Kampmann C, Wiethoff CM, Whybra C, Baehner FA, Mengel E, Beck M. Cardiac manifestations of Anderson-Fabry disease in children and adolescents. Acta Paediatr. 2008;97(4):463–9.
Uchino M, Uyama E, Kawano H, Hokamaki J, Kugiyama K, Murakami Y, et al. A histochemical and electron microscopic study of skeletal and cardiac muscle from a Fabry disease patient and carrier. Acta Neuropathol. 1995;90(3):334–8.
Mehta A, West ML, Pintos-Morell G, Reisin R, Nicholls K, Figuera LE, et al. Therapeutic goals in the treatment of Fabry disease. Genet Med. 2010;12(11):713–20.
We thank all patients who consented to the inclusion of their clinical data in this analysis. We also would like to thank Dr. Nesrin Karabul, Dr. Leila Arash-Kaps, Dr. Catharina Whybra, Dr. Eugen Mengel, Dr. J. Reinke, and the whole team of the Villa Metabolica for their help and support. Medical writing assistance during the preparation of this manuscript, supported financially by Shire, was provided by Annie Rowe and Margit Rezabek of Excel Scientific Solutions.
Statement of authorship
The authors take responsibility for all aspects of the reliability and freedom from bias of the data presented and their discussed interpretation.
CK has served on advisory committees for BioMarin and Shire; has participated in clinical studies sponsored by Actelion, BioMarin, Genzyme, Gore, and Shire; has received research support from BioMarin and Shire; and has received consulting/speaker fees from BioMarin, Gore, and Shire. MB has received honoraria, travel support, and unrestricted grants from BioMarin, Genzyme, Shire, and Synageva. AP is an employee of Shire. This analysis was funded by Shire.

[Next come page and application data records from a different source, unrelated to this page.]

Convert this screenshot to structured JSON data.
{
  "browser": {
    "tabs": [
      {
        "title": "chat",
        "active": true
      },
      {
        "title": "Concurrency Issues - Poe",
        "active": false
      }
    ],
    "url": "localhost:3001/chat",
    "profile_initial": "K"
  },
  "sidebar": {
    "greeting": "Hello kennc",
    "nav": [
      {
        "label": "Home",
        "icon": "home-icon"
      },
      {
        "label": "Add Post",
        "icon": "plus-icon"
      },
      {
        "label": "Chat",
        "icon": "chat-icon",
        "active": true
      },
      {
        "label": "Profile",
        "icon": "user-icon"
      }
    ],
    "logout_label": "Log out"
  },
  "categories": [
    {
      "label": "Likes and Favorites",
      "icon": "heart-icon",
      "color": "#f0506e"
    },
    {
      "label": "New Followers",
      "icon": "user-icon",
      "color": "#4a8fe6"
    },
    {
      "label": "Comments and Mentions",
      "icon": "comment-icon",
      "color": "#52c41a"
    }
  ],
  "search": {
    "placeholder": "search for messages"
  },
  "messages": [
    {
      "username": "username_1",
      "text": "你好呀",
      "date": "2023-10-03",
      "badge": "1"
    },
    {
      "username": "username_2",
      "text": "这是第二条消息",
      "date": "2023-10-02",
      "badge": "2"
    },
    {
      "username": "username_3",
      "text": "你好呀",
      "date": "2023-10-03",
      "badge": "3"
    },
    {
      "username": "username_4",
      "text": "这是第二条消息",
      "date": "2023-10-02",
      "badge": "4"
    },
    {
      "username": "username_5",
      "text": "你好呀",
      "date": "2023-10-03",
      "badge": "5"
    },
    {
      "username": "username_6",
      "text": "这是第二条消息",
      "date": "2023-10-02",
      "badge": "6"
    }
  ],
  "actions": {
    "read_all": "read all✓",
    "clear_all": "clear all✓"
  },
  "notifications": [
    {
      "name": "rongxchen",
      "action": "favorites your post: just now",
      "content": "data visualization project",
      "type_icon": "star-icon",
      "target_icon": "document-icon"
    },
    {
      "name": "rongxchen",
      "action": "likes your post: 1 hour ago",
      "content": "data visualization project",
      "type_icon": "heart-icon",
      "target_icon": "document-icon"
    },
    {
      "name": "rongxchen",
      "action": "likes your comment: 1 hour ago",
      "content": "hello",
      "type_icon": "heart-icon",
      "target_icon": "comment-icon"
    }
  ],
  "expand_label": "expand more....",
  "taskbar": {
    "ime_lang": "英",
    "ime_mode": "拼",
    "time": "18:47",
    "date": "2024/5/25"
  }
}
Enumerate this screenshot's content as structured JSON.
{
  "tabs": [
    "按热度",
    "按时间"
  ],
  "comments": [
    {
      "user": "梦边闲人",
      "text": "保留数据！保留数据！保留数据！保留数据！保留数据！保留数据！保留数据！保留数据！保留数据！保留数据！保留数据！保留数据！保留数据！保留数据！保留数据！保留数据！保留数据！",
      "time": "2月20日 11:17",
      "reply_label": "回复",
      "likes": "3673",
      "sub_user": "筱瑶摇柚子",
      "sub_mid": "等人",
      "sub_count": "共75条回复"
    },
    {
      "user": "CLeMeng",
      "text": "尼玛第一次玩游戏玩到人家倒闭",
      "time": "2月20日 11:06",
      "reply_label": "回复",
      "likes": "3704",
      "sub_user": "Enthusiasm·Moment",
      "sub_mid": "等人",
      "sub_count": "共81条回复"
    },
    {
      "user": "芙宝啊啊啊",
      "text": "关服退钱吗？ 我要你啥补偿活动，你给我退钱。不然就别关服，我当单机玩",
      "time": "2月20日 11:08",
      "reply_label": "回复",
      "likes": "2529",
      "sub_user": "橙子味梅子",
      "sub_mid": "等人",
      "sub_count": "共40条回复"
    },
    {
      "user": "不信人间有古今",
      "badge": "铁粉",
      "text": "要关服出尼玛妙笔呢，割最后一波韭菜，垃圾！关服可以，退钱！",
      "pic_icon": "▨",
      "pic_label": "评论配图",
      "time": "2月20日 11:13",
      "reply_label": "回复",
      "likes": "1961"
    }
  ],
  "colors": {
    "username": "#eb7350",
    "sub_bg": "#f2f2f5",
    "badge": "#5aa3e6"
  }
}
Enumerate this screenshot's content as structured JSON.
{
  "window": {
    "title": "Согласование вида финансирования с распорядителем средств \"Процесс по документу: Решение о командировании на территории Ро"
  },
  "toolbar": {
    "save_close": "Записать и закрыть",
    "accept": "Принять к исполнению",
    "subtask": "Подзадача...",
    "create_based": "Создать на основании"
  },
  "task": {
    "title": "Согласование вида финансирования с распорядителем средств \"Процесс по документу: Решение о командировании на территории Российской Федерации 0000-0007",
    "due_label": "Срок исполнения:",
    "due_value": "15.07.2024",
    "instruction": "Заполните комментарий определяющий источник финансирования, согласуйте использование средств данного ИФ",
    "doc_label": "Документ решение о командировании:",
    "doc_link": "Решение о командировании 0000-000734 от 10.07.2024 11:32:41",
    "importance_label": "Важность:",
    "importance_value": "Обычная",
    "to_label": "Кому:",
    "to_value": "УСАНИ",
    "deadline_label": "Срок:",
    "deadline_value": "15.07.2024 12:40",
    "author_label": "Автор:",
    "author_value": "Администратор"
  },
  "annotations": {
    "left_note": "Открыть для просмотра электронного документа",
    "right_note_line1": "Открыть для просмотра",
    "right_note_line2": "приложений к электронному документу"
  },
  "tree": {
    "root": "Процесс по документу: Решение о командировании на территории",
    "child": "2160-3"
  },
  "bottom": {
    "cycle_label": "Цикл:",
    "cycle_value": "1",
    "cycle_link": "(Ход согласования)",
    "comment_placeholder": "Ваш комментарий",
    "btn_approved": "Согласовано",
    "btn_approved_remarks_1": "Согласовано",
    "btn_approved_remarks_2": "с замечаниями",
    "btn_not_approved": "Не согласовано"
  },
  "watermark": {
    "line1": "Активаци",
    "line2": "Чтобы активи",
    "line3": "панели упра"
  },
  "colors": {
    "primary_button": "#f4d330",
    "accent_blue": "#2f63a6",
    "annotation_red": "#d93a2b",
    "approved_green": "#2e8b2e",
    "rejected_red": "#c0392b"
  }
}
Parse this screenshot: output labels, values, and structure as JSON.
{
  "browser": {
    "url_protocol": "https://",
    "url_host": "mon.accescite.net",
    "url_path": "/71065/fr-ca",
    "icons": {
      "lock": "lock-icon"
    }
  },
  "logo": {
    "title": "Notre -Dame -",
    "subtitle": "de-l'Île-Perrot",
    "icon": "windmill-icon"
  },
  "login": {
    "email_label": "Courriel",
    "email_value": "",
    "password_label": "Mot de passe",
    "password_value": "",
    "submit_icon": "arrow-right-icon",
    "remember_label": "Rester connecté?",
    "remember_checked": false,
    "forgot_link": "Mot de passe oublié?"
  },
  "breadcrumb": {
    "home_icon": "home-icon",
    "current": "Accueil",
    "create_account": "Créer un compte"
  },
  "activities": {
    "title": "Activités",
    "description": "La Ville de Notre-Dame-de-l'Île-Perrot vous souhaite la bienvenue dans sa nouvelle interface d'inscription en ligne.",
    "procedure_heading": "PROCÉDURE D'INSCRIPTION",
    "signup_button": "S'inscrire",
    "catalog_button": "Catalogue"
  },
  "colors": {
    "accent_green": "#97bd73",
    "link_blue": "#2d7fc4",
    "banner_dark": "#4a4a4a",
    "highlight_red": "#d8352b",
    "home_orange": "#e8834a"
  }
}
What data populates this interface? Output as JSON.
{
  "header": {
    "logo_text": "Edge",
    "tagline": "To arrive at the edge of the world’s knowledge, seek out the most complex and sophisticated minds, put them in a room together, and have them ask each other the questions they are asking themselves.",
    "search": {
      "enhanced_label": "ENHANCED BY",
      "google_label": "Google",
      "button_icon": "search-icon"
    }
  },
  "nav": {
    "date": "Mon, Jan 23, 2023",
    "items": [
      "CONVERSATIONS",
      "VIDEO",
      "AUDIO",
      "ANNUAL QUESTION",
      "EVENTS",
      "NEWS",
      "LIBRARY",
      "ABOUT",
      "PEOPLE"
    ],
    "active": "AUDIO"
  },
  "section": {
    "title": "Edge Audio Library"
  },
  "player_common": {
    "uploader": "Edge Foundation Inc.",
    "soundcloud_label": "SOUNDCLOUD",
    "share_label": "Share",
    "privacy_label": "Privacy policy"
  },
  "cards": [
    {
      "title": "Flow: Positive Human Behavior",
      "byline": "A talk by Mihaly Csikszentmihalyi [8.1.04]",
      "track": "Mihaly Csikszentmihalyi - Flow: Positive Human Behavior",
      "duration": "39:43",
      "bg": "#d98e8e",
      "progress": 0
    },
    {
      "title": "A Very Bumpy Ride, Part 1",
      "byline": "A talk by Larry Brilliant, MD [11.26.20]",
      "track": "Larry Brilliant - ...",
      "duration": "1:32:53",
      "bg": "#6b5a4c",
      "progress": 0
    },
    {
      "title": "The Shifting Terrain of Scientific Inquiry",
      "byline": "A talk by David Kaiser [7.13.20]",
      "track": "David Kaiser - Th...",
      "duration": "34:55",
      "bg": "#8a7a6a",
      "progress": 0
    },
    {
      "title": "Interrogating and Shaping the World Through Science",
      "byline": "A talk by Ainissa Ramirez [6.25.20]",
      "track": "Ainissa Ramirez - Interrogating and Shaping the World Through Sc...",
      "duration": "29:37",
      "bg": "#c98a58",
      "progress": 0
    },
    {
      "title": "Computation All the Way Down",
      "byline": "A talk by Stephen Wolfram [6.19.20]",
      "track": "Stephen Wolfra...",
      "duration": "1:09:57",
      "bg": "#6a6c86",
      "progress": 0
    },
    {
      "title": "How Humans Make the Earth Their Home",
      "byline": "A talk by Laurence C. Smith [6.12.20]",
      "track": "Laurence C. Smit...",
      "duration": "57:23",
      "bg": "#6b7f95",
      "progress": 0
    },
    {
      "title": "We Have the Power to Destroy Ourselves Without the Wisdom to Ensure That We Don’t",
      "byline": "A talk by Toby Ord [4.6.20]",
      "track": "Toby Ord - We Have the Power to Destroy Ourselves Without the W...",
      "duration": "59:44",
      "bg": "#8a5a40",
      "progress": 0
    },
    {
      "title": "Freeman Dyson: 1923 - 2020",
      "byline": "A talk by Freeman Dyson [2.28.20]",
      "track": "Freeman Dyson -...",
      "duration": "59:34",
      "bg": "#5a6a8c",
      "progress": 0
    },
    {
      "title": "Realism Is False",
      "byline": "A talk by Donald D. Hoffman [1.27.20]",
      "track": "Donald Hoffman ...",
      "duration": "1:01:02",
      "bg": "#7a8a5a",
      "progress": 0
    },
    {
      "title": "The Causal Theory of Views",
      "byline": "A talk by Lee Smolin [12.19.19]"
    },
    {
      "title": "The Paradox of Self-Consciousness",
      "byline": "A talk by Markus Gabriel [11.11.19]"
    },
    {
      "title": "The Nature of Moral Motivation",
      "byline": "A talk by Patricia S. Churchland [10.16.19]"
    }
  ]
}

CK and MB made substantial contributions to the design, acquisition, and interpretation of the data; and were involved in drafting and critically revising the manuscript for important intellectual content. AP conducted the statistical analysis of the data and made substantial contributions to the interpretation of the data; and was involved in critically revising the manuscript for important intellectual content. CK, AP, and MB all gave final approval of the version to be published and agreed to be accountable for all aspects of the work in ensuring that questions related to the accuracy or integrity of any part of the work are appropriately investigated and resolved. All authors read and approved the final manuscript.
About this article
Cite this article
Kampmann, C., Perrin, A. & Beck, M. Effectiveness of agalsidase alfa enzyme replacement in Fabry disease: cardiac outcomes after 10 years’ treatment. Orphanet J Rare Dis 10, 125 (2015). https://doi.org/10.1186/s13023-015-0338-2
- Agalsidase alfa
- Enzyme replacement therapy
- Fabry disease
- Left ventricular hypertrophy
- Lysosomal storage disorder